"Western, Educated, Industrialized, Rich and Democratic (WEIRD) societies"
The main point of the paper is very important. People in these kinds of societies are different, and it is not right to generalize their traits to all humans:
Here, our review of the comparative database from across the behavioral sciences suggests both that there is substantial variability in experimental results across populations and that WEIRD subjects are particularly unusual compared with the rest of the species—frequent outliers. The domains reviewed include visual perception, fairness, cooperation, spatial reasoning, categorization and inferential induction, moral reasoning, reasoning styles, self-concepts and related motivations, and the heritability of IQ. The findings suggest that members of WEIRD societies, including young children, are among the least representative populations one could find for generalizing about humans.
One notable thing from the paper is that, when playing the Ultimatum Game, people in WEIRD societies are far more 'fair' than people in primitive societies. Americans were much more likely to split money evenly than people in other societies. This is not the only study to show that, contrary to what many people claim, being in a free-market society tends to foster a sense of fairness.
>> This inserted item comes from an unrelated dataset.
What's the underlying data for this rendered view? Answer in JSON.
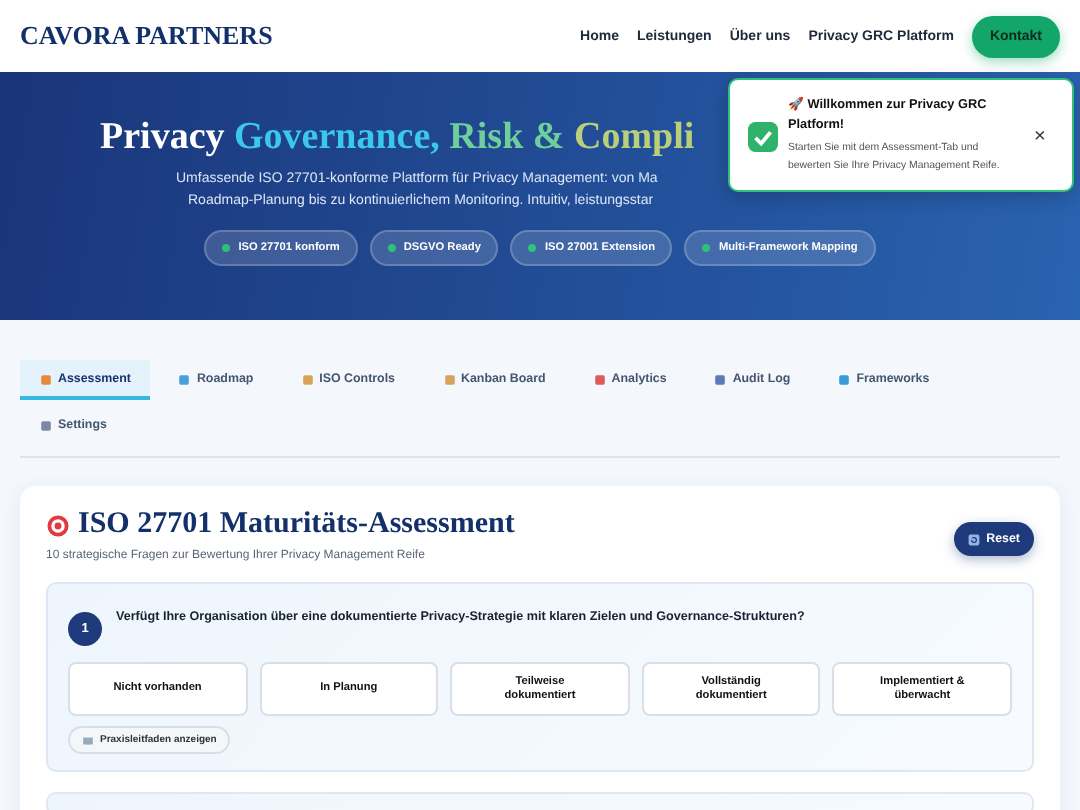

The authors speculate:
It may be that what behavioral economists have been measuring among undergraduates in such games is a specific set of social norms, culturally evolved for dealing with money and strangers, that have emerged since the origins of agriculture and the rise of complex societies.